System multi-node packages run on all cluster nodes simultaneously; halting these packages stops them running on all nodes. A multi-node package can run on several nodes simultaneously; you can halt it on all the nodes it is running on, or you can specify individual nodes.
Before halting a package, it is a good idea to use the cmviewcl command to check for package dependencies.
You cannot halt a package unless all the packages that depend on it are down. If you try, you’ll see a Serviceguard message telling you why the operation failed, and the package will remain up.
If this happens, you can repeat the halt command, this time including the dependent package(s); Serviceguard will halt all the packages in the correct order. First, use cmviewcl to be sure that no other running package has a dependency on any of the packages you are halting.

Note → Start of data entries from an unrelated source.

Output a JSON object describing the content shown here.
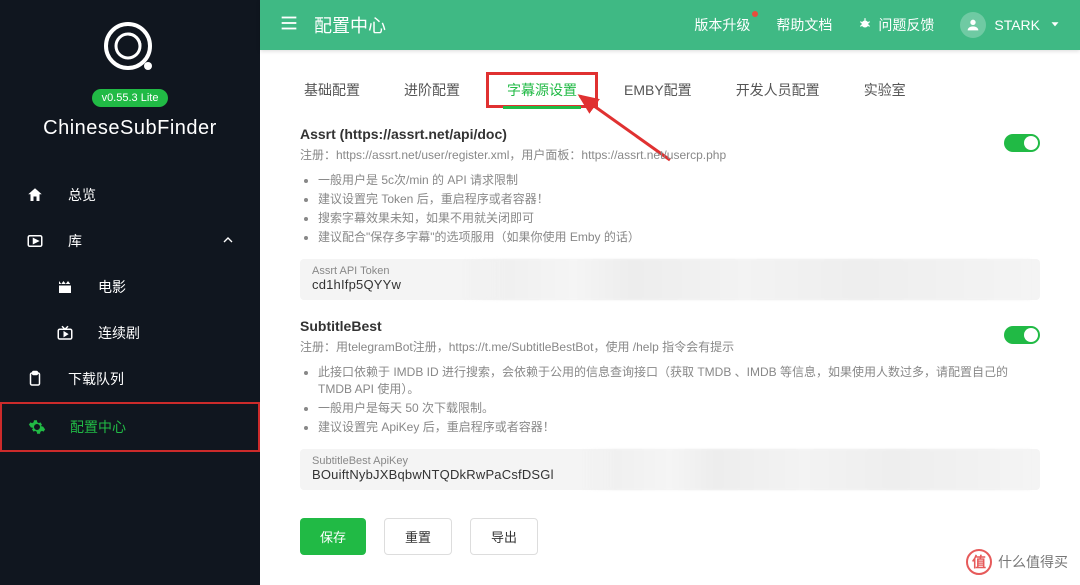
{
  "sidebar": {
    "version": "v0.55.3 Lite",
    "app_name": "ChineseSubFinder",
    "items": [
      {
        "label": "总览"
      },
      {
        "label": "库"
      },
      {
        "label": "电影"
      },
      {
        "label": "连续剧"
      },
      {
        "label": "下载队列"
      },
      {
        "label": "配置中心"
      }
    ]
  },
  "topbar": {
    "title": "配置中心",
    "links": {
      "upgrade": "版本升级",
      "help": "帮助文档",
      "feedback": "问题反馈"
    },
    "user_name": "STARK"
  },
  "tabs": [
    "基础配置",
    "进阶配置",
    "字幕源设置",
    "EMBY配置",
    "开发人员配置",
    "实验室"
  ],
  "sections": {
    "assrt": {
      "title": "Assrt  (https://assrt.net/api/doc)",
      "sub": "注册：https://assrt.net/user/register.xml，用户面板：https://assrt.net/usercp.php",
      "notes": [
        "一般用户是 5c次/min 的 API 请求限制",
        "建议设置完 Token 后，重启程序或者容器！",
        "搜索字幕效果未知，如果不用就关闭即可",
        "建议配合\"保存多字幕\"的选项服用（如果你使用 Emby 的话）"
      ],
      "field_label": "Assrt API Token",
      "field_value": "cd1hIfp5QYYw"
    },
    "subtitlebest": {
      "title": "SubtitleBest",
      "sub": "注册：用telegramBot注册，https://t.me/SubtitleBestBot，使用 /help 指令会有提示",
      "notes": [
        "此接口依赖于 IMDB ID 进行搜索，会依赖于公用的信息查询接口（获取 TMDB 、IMDB 等信息，如果使用人数过多，请配置自己的 TMDB API 使用）。",
        "一般用户是每天 50 次下载限制。",
        "建议设置完 ApiKey 后，重启程序或者容器！"
      ],
      "field_label": "SubtitleBest ApiKey",
      "field_value": "BOuiftNybJXBqbwNTQDkRwPaCsfDSGl"
    }
  },
  "actions": {
    "save": "保存",
    "reset": "重置",
    "export": "导出"
  },
  "watermark": "什么值得买"
}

You can use Serviceguard Manager, or Serviceguard commands as shown below, to halt a package.
Use the cmhaltpkg command to halt a package, as follows:

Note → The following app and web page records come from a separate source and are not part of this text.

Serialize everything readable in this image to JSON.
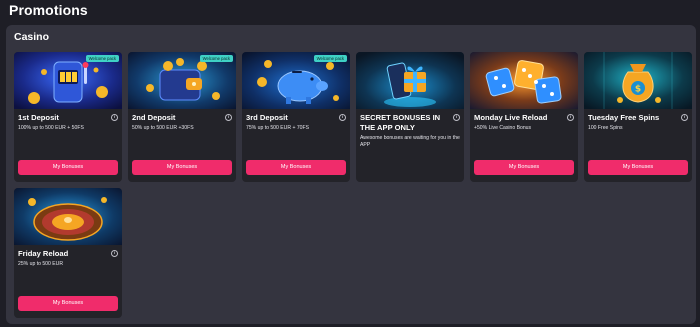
{
  "page": {
    "title": "Promotions"
  },
  "section": {
    "title": "Casino"
  },
  "badge_label": "Welcome pack",
  "colors": {
    "accent": "#f02c6b",
    "badge": "#3fd1c5",
    "card": "#232329",
    "panel": "#34343f",
    "background": "#1e1e26"
  },
  "cards": [
    {
      "title": "1st Deposit",
      "description": "100% up to 500 EUR + 50FS",
      "button": "My Bonuses",
      "badge": true,
      "image": "slot-machine-image"
    },
    {
      "title": "2nd Deposit",
      "description": "50% up to 500 EUR +30FS",
      "button": "My Bonuses",
      "badge": true,
      "image": "wallet-coins-image"
    },
    {
      "title": "3rd Deposit",
      "description": "75% up to 500 EUR + 70FS",
      "button": "My Bonuses",
      "badge": true,
      "image": "piggy-bank-image"
    },
    {
      "title": "SECRET BONUSES IN THE APP ONLY",
      "description": "Awesome bonuses are waiting for you in the APP",
      "button": "",
      "badge": false,
      "image": "phone-gift-image"
    },
    {
      "title": "Monday Live Reload",
      "description": "+50% Live Casino Bonus",
      "button": "My Bonuses",
      "badge": false,
      "image": "dice-image"
    },
    {
      "title": "Tuesday Free Spins",
      "description": "100 Free Spins",
      "button": "My Bonuses",
      "badge": false,
      "image": "money-bag-image"
    },
    {
      "title": "Friday Reload",
      "description": "25% up to 500 EUR",
      "button": "My Bonuses",
      "badge": false,
      "image": "roulette-image"
    }
  ]
}
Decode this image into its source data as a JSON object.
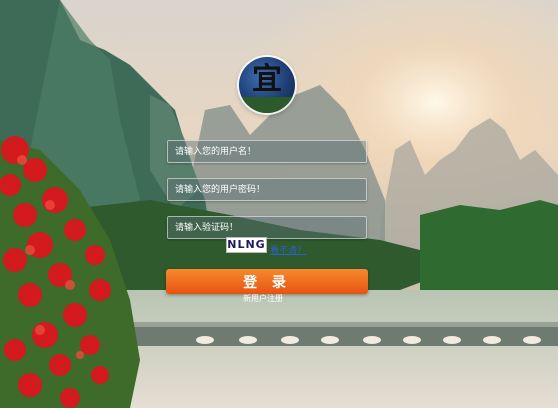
{
  "login": {
    "username_placeholder": "请输入您的用户名！",
    "password_placeholder": "请输入您的用户密码！",
    "captcha_placeholder": "请输入验证码！",
    "captcha_text": "NLNG",
    "captcha_refresh_label": "看不清？",
    "submit_label": "登 录",
    "register_label": "新用户注册"
  },
  "logo": {
    "glyph": "宜"
  },
  "colors": {
    "button_top": "#f58a2e",
    "button_bottom": "#e85312",
    "link": "#2a62c8"
  }
}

This halts pkg1, and, if pkg1 is a failover package, also disables it from switching to another node.
You cannot halt a package unless all packages that depend on it are down. If you try, Serviceguard will take no action, except to send a message indicating that not all dependent packages are down. Before you halt a system multi-node package, or halt all instances of a multi-node package, halt any packages that depend on them
You can use Serviceguard Manager, or Serviceguard commands as shown below, to move a failover package from one node to another.
Before you move a failover package to a new node, it is a good idea to run cmviewcl -v -l package and look at dependencies. If the package has dependencies, be sure they can be met on the new node.
To move the package, first halt it where it is running using the cmhaltpkg command. This action not only halts the package, but also disables package switching.
After it halts, run the package on the new node using the cmrunpkg command, then re-enable switching as described under “Using Serviceguard Commands to Start a Package”.
There are two options to consider:
For failover packages, if package switching is set to NO the package cannot move to any other node; if node switching is set to NO, the package cannot move to that particular node. For multi-node packages, if package switching is set to NO, the package cannot start on a new node joining the cluster; if node switching is set to NO, the package cannot start on that node.
Both node switching and package switching can be changed dynamically while the cluster is running. The initial setting for package switching is determined by the auto_run parameter, which is set in the package configuration file (see “auto_run”). If auto_run is set to yes, then package switching is enabled when the package first starts. The initial setting for node switching is to allow switching to all nodes that are configured to run the package.
You can use Serviceguard Manager to change package switching behavior, or Serviceguard commands as shown below.
You can change package switching behavior either temporarily or permanently using Serviceguard commands. To temporarily disable switching to other nodes for a running package, use the cmmodpkg command. For example, if pkg1 is currently running, and you want to prevent it from starting up on another node, enter the following:
cmmodpkg -d pkg1
This does not halt the package, but will prevent it from starting up elsewhere.
You can disable package switching to particular nodes by using the -n option of the cmmodpkg command. The following prevents pkg1 from switching to node lptest3:
cmmodpkg -d -n lptest3 pkg1
To permanently disable switching so that the next time the cluster restarts, the change you made in package switching is still in effect, change the auto_run flag in the package configuration file, then re-apply the configuration. (See “Reconfiguring a Package on a Running Cluster ”.)